[From Bruce Abbott (2015.02.1050 EST)]
Rick Marken (2015.02.15.1315) –
Martin Taylor (2015.02.15.15.55)—
RM replying to me (BA): A backwards way of going about studying living control systems, it seems to me. But you and Martin have never been particularly keen on the approach to studying living control systems laid out by Bill in B:CP and elsewhere. That is, you’ve never seemed to be been particularly interested in developing the TCV as a basis for research.
MT: If you read through B:CP and LCS I, II, III, I think you will find that Bill left a very large number of other ways to study perceptual control and its implications.
BA: The approach to studying living control systems laid out by Bill is not restricted to testing for the controlled variable. It also includes developing generative models whose behavior can be compared to that of living people or animals as observed under specific test conditions. The goal is to understand how control actually is implemented in living systems. The test for the controlled variable will tell you what is being controlled (or a correlate of it); comparing model behavior to observed behavior in real systems can suggest how it is being controlled.
BA: In my collaboration with Bill we did very little testing for the controlled variable; instead, we worked to develop models that might reasonably approximate the architecture of the living control systems involved in such things as feeding and satiety, or the processes of classical and operant conditioning. Iâ€™m really surprised to hear you disparaging this sort of work, as if the only thing someone involved in PCT research should be doing is the TCV.
BA: The TCV is of course a valuable technique for identifying variables that an individual is controlling. That said, what can you do with this information once you have it? Many of the variables you control change from moment to moment and from task to task. I want to drive to my office, so as a means of accomplishing that goal I get in my car. Once in the car I control the position of the ignition key until I succeed in getting it into the ignition lock. Then I control the rotation of the key in order to start the car. If the car starts, I control the position of the transmission shift lever, then the position of my foot (onto the accelerator) and on and on and on. All this controlling eventually culminates (if successful) in my getting to the office. Once in my office, I am no longer actively controlling for getting to the office, because Iâ€™m there.
BA: Throughout this time Iâ€™m controlling thousands of other variables. While driving Iâ€™m controlling the position of my body behind the wheel, what Iâ€™m looking at, the angle of the steering wheel and of the accelerator pedal. From time to time Iâ€™m shifting from controlling the accelerator to controlling the brakes, both as means of controlling the speed of the car. Iâ€™m controlling the relationship between the speed of the car and the current speed limit, the carâ€™s position relative to the route Iâ€™m trying to follow, and so on. In most cases there is little mystery about what Iâ€™m controlling at any given moment and why. But letâ€™s say that we want to establish these things using the TCV. Which activities are we going to submit to the Test? Position of the car in its lane? The route Iâ€™m taking to the office? The position of my foot on the accelerator?

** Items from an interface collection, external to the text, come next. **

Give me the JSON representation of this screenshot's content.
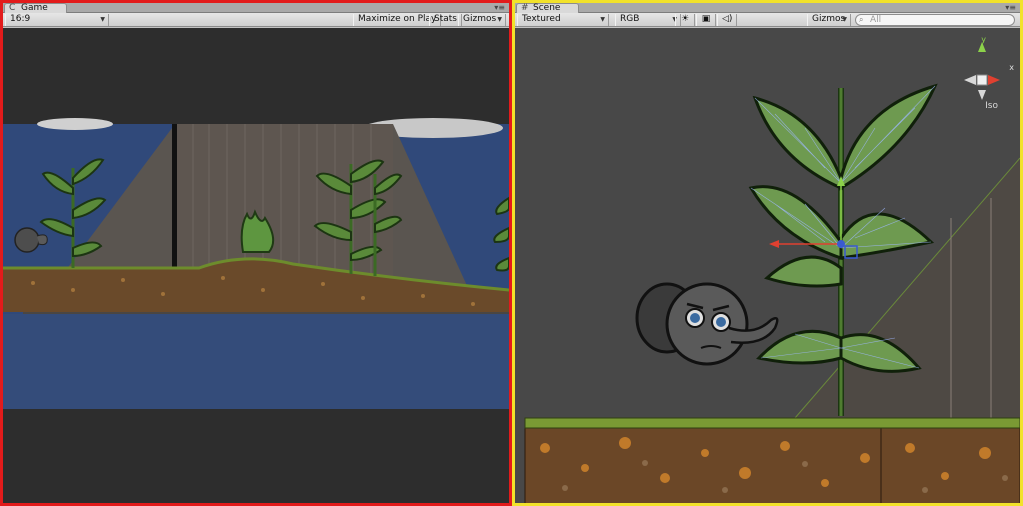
{
  "game": {
    "tab_title": "Game",
    "aspect": "16:9",
    "maximize_label": "Maximize on Play",
    "stats_label": "Stats",
    "gizmos_label": "Gizmos"
  },
  "scene": {
    "tab_title": "Scene",
    "render_mode": "Textured",
    "color_mode": "RGB",
    "gizmos_label": "Gizmos",
    "search_placeholder": "All",
    "axis_x": "x",
    "axis_y": "y",
    "projection": "Iso"
  },
  "colors": {
    "game_border": "#e21b1b",
    "scene_border": "#f2e22a"
  }
}
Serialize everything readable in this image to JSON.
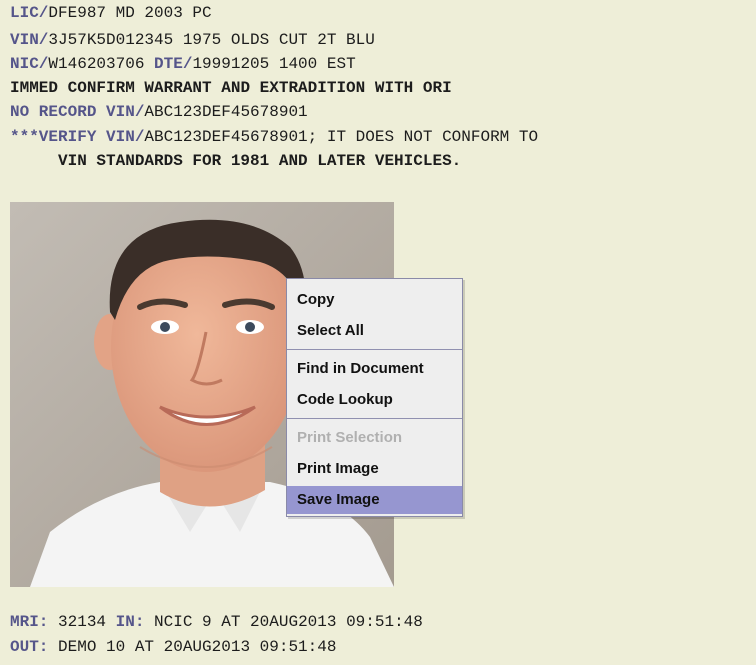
{
  "report": {
    "lines": [
      {
        "key": "LIC/",
        "value": "DFE987 MD 2003 PC"
      },
      {
        "key": "VIN/",
        "value": "3J57K5D012345 1975 OLDS CUT 2T BLU"
      },
      {
        "key": "NIC/",
        "value": "W146203706 ",
        "key2": "DTE/",
        "value2": "19991205 1400 EST"
      }
    ],
    "confirm_message": "IMMED CONFIRM WARRANT AND EXTRADITION WITH ORI",
    "no_record": {
      "key": "NO RECORD VIN/",
      "value": "ABC123DEF45678901"
    },
    "verify": {
      "key": "***VERIFY VIN/",
      "value": "ABC123DEF45678901; IT DOES NOT CONFORM TO",
      "continuation": "VIN STANDARDS FOR 1981 AND LATER VEHICLES."
    },
    "footer": {
      "mri_key": "MRI:",
      "mri_value": " 32134 ",
      "in_key": "IN:",
      "in_value": " NCIC 9 AT 20AUG2013 09:51:48",
      "out_key": "OUT:",
      "out_value": " DEMO 10 AT 20AUG2013 09:51:48"
    }
  },
  "context_menu": {
    "items": [
      {
        "label": "Copy",
        "enabled": true
      },
      {
        "label": "Select All",
        "enabled": true
      },
      {
        "label": "Find in Document",
        "enabled": true
      },
      {
        "label": "Code Lookup",
        "enabled": true
      },
      {
        "label": "Print Selection",
        "enabled": false
      },
      {
        "label": "Print Image",
        "enabled": true
      },
      {
        "label": "Save Image",
        "enabled": true,
        "highlighted": true
      }
    ]
  },
  "colors": {
    "background": "#eeeed8",
    "field_key": "#55558a",
    "menu_highlight": "#9696d0"
  }
}
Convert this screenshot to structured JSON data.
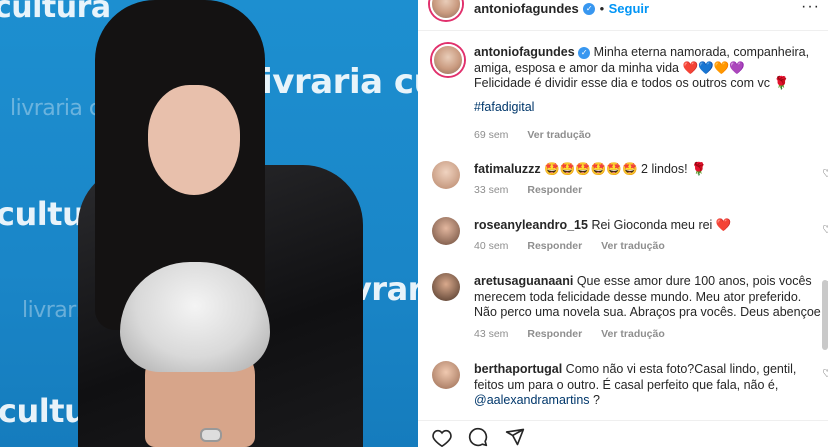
{
  "photo": {
    "watermarks": [
      "cultura",
      "livraria cultura",
      "livraria cu",
      "cultura",
      "livraria cu",
      "livraria cu",
      "cultura"
    ]
  },
  "header": {
    "username": "antoniofagundes",
    "follow_label": "Seguir",
    "more_label": "···"
  },
  "caption": {
    "username": "antoniofagundes",
    "text_line1": " Minha eterna namorada, companheira,",
    "text_line2": "amiga, esposa e amor da minha vida ❤️💙🧡💜",
    "text_line3": "Felicidade é dividir esse dia e todos os outros com vc 🌹",
    "hashtag": "#fafadigital",
    "time": "69 sem",
    "translate": "Ver tradução"
  },
  "comments": [
    {
      "username": "fatimaluzzz",
      "text": "🤩🤩🤩🤩🤩🤩 2 lindos! 🌹",
      "time": "33 sem",
      "reply": "Responder",
      "translate": ""
    },
    {
      "username": "roseanyleandro_15",
      "text": "Rei Gioconda meu rei ❤️",
      "time": "40 sem",
      "reply": "Responder",
      "translate": "Ver tradução"
    },
    {
      "username": "aretusaguanaani",
      "text_line1": " Que esse amor dure 100 anos, pois vocês",
      "text_line2": "merecem toda felicidade desse mundo. Meu ator preferido.",
      "text_line3": "Não perco uma novela sua. Abraços pra vocês. Deus abençoe",
      "time": "43 sem",
      "reply": "Responder",
      "translate": "Ver tradução"
    },
    {
      "username": "berthaportugal",
      "text_line1": " Como não vi esta foto?Casal lindo, gentil,",
      "text_line2": "feitos um para o outro. É casal perfeito que fala, não é,",
      "mention": "@aalexandramartins",
      "text_line3_suffix": " ?"
    }
  ],
  "actions": {
    "like_icon": "heart-outline-icon",
    "comment_icon": "comment-bubble-icon",
    "share_icon": "paper-plane-icon"
  },
  "colors": {
    "accent": "#0095f6",
    "verified": "#3897f0",
    "muted": "#8e8e8e",
    "photo_bg": "#1a86c8"
  }
}
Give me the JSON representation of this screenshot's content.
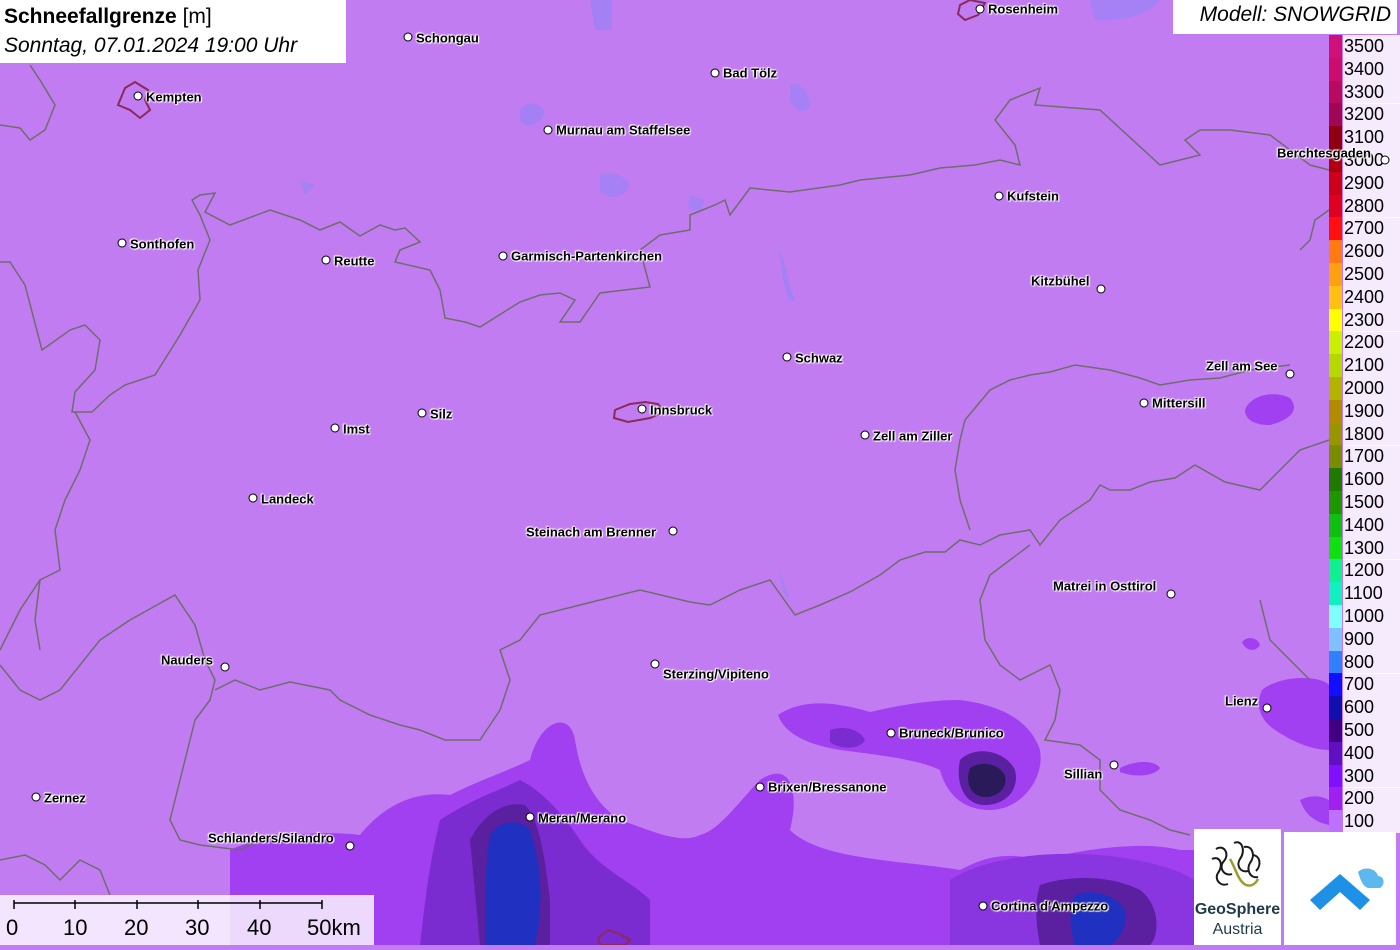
{
  "title": {
    "parameter": "Schneefallgrenze",
    "unit": "[m]",
    "datetime": "Sonntag, 07.01.2024 19:00 Uhr"
  },
  "model_label": "Modell: SNOWGRID",
  "legend": [
    {
      "label": "3500",
      "color": "#d0107a"
    },
    {
      "label": "3400",
      "color": "#cc0c6e"
    },
    {
      "label": "3300",
      "color": "#b80a60"
    },
    {
      "label": "3200",
      "color": "#a00855"
    },
    {
      "label": "3100",
      "color": "#8e0010"
    },
    {
      "label": "3000",
      "color": "#b00010"
    },
    {
      "label": "2900",
      "color": "#cc0018"
    },
    {
      "label": "2800",
      "color": "#e00020"
    },
    {
      "label": "2700",
      "color": "#ff1010"
    },
    {
      "label": "2600",
      "color": "#ff7a10"
    },
    {
      "label": "2500",
      "color": "#ffa010"
    },
    {
      "label": "2400",
      "color": "#ffc010"
    },
    {
      "label": "2300",
      "color": "#ffff00"
    },
    {
      "label": "2200",
      "color": "#c8f000"
    },
    {
      "label": "2100",
      "color": "#b4d800"
    },
    {
      "label": "2000",
      "color": "#b4b400"
    },
    {
      "label": "1900",
      "color": "#b08c00"
    },
    {
      "label": "1800",
      "color": "#989600"
    },
    {
      "label": "1700",
      "color": "#7a8c00"
    },
    {
      "label": "1600",
      "color": "#1e7a00"
    },
    {
      "label": "1500",
      "color": "#1e9600"
    },
    {
      "label": "1400",
      "color": "#10c010"
    },
    {
      "label": "1300",
      "color": "#10e010"
    },
    {
      "label": "1200",
      "color": "#10f090"
    },
    {
      "label": "1100",
      "color": "#10f0c0"
    },
    {
      "label": "1000",
      "color": "#80ffff"
    },
    {
      "label": "900",
      "color": "#80c0ff"
    },
    {
      "label": "800",
      "color": "#3080ff"
    },
    {
      "label": "700",
      "color": "#1010ff"
    },
    {
      "label": "600",
      "color": "#1010b0"
    },
    {
      "label": "500",
      "color": "#400080"
    },
    {
      "label": "400",
      "color": "#6010c0"
    },
    {
      "label": "300",
      "color": "#8010ff"
    },
    {
      "label": "200",
      "color": "#a020f0"
    },
    {
      "label": "100",
      "color": "#c070ff"
    }
  ],
  "cities": [
    {
      "name": "Rosenheim",
      "side": "right"
    },
    {
      "name": "Schongau",
      "side": "right"
    },
    {
      "name": "Bad Tölz",
      "side": "right"
    },
    {
      "name": "Kempten",
      "side": "right"
    },
    {
      "name": "Murnau am Staffelsee",
      "side": "right"
    },
    {
      "name": "Berchtesgaden",
      "side": "left"
    },
    {
      "name": "Kufstein",
      "side": "right"
    },
    {
      "name": "Sonthofen",
      "side": "right"
    },
    {
      "name": "Reutte",
      "side": "right"
    },
    {
      "name": "Garmisch-Partenkirchen",
      "side": "right"
    },
    {
      "name": "Kitzbühel",
      "side": "left"
    },
    {
      "name": "Schwaz",
      "side": "right"
    },
    {
      "name": "Zell am See",
      "side": "left"
    },
    {
      "name": "Mittersill",
      "side": "right"
    },
    {
      "name": "Silz",
      "side": "right"
    },
    {
      "name": "Innsbruck",
      "side": "right"
    },
    {
      "name": "Imst",
      "side": "right"
    },
    {
      "name": "Zell am Ziller",
      "side": "right"
    },
    {
      "name": "Landeck",
      "side": "right"
    },
    {
      "name": "Steinach am Brenner",
      "side": "left"
    },
    {
      "name": "Matrei in Osttirol",
      "side": "left"
    },
    {
      "name": "Nauders",
      "side": "left"
    },
    {
      "name": "Sterzing/Vipiteno",
      "side": "right"
    },
    {
      "name": "Lienz",
      "side": "left"
    },
    {
      "name": "Bruneck/Brunico",
      "side": "right"
    },
    {
      "name": "Sillian",
      "side": "left"
    },
    {
      "name": "Brixen/Bressanone",
      "side": "right"
    },
    {
      "name": "Zernez",
      "side": "right"
    },
    {
      "name": "Meran/Merano",
      "side": "right"
    },
    {
      "name": "Schlanders/Silandro",
      "side": "left"
    },
    {
      "name": "Cortina d'Ampezzo",
      "side": "right"
    }
  ],
  "scale": [
    "0",
    "10",
    "20",
    "30",
    "40",
    "50km"
  ],
  "logo": {
    "line1": "GeoSphere",
    "line2": "Austria"
  }
}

BA: Once we get our answer, what can we do with it? Does that information provide any clue as to how these control processes are being implemented in the personâ€™s nervous system? Where there are numerous means to accomplish the same goal, do we learn why a particular means was selected over others? Do we know why this person is controlling a given variable, one that others may not be controlling? Do we learn how those perceptions are being constructed in the nervous system? (In particular, do we learn whether they are constructed in the way HPCT envisions?) Does the TCV reveal the mechanism through which these systems come into being? (Ecoli reorganization? Some more targeted method?)
BA: So what Iâ€™m saying is that research conducted to determine what a particular individual in controlling under a specific test condition, while useful for some purposes, only scratches the surface of what needs to be done from a PCT perspective. Thereâ€™s a lot more to PCT research than doing the TCV.
RM: Really? I certainly have read through them and I never saw anything about other ways of studying perceptual control except of variations on the TCV. It’s all about testing for controlled variables. But I would really be interested in seeing where all these “other ways” are that Bill left.
MT: And if you have read my postings and other material, I think you will find a few references to the analysis of the TCV, which is sometimes useful for a research purpose and sometimes irrelevant. It’s a tool, like any other, most of which you seem to disparage when they are mentioned.
RM: Maybe you could give me one example of an approach to studying living control systems that is useful when the TCV is irrelevant. There is surely one among those that Bill left!
BA: Sometimes the TCV is irrelevant because you already know what variable is being controlled, or because your interest is in exploring the behavior of a particular control system architecture or of changes to the parameters of that system.